General: There is no known cure for Crohn's disease. However, many medications, including anti-inflammatories and immunosuppressants, may help patients achieve and maintain remissions. Other medications, such as anti-diarrheals and laxatives, as well as lifestyle changes, may help reduce symptoms of Crohn's disease. People with mild symptoms or those who experience periods of remission may not require treatment.
Drink fluids: Individuals with diarrhea should drink plenty of water. Patients may also benefit from drinks that contain electrolytes, such as Gatorade®, Pediatric Electrolyte®, Pedialyte®, or Enfalyte®.
Avoid certain foods: Certain foods, including dairy products, fatty foods, high-fiber foods, or highly seasoned foods, may worsen symptoms of diarrhea. These foods are more difficult than most foods to digest, and they may aggravate the digestive tract. Therefore, these foods should be avoided or limited until the diarrhea has gone away.
Antibiotics: Antibiotics, such as metronidazole (Flagyl®) or ciprofloxacin (Cipro®), may be prescribed. These medications have been shown to help heal fistulas and abscesses in people with Crohn's disease. These antibiotics may also help reduce harmful bacteria in the intestine and suppress the immune response in the intestines, thereby reducing inflammation. However, it remains unknown exactly how these medications work.
Pain relievers: A qualified healthcare provider may recommend acetaminophen (Tylenol®) for mild abdominal pain cause by inflammation. Researchers have found a strong correlation between non-steroidal anti-inflammatory drugs (NSAIDs) and Crohn's disease flare-ups (sudden onset of symptoms). Therefore, people with Crohn's disease should avoid NSAIDs, which includes medications, such as ibuprofen (Advil® or Motrin®) or naproxen (Aleve®).
Some Crohn's patients may experience blockages in the intestine that require surgery to remove the blockage. If the intestines have become too narrow, a strictureplasty may be performed to help widen the digestive tract.
You should read product labels, and discuss all therapies with a qualified healthcare provider. Natural Standard information does not constitute medical advice, diagnosis, or treatment.General: There is no known cure for Crohn's disease. However, many medications, including anti-inflammatories and immunosuppressants, may help patients achieve and maintain remissions. Other medications, such as anti-diarrheals and laxatives, as... More

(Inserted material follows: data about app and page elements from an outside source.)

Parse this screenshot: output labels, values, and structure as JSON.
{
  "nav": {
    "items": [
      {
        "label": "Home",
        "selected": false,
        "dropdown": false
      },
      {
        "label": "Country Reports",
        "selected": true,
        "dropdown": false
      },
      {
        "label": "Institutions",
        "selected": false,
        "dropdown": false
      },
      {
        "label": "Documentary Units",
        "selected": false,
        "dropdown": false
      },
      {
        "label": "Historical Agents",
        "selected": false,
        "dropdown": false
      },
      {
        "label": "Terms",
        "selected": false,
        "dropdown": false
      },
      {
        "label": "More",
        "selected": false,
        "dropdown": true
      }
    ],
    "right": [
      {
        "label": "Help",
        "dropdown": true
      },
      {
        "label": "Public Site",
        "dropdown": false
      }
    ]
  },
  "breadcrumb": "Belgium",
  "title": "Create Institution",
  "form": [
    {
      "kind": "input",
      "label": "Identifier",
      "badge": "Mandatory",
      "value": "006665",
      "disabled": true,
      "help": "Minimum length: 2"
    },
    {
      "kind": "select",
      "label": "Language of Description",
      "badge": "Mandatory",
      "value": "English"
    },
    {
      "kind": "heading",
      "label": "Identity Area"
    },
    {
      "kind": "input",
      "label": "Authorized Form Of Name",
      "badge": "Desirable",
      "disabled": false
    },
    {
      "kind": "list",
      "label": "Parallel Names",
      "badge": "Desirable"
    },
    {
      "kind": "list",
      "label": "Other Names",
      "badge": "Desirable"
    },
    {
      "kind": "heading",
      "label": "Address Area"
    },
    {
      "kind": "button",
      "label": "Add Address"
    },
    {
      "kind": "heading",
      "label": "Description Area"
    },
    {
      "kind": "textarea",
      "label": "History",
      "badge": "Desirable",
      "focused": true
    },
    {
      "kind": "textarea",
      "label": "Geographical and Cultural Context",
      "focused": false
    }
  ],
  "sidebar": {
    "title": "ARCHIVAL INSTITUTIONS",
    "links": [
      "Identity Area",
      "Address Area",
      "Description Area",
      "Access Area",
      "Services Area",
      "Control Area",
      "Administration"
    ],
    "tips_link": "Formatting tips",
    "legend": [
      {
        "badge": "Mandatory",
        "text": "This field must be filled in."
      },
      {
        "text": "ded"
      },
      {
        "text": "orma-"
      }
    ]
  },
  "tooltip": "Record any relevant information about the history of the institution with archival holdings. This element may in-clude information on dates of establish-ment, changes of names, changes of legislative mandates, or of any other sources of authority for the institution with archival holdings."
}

Christie Korth answered:From a holistic nutrition perspective, there are many different ways you can treat Crohns Disease. There are a number of foods that have been linked to triggering Crohn's symptoms, like dairy, eggs, gluten, sugar and caffiene. Of course, there are other foods that can have a negative effect on the disease, but these are generally the most common foods that can cause an issue.
When treating Crohn's with nutrition, it is very important to screen for food intolerance. It is also vital to determine if nutritional defificences playa role and what they are. Finally, one can take natural anti inflammatories, like fish oil or bromelian, both of which have been proven effective in decreasing the frequency or duration of a flare up.
It should also be noted that people with Crohns tend be very busy, involved, Type A personalities who have the tendancy to skip meals or eat on the run, which are lifestyle factors that nutritional counseling can help with.From a holistic nutrition perspective, there are many different ways you can treat Crohns Disease. There are a number of foods that have been linked to triggering Crohn's symptoms, like dairy, eggs, gluten, sugar and... More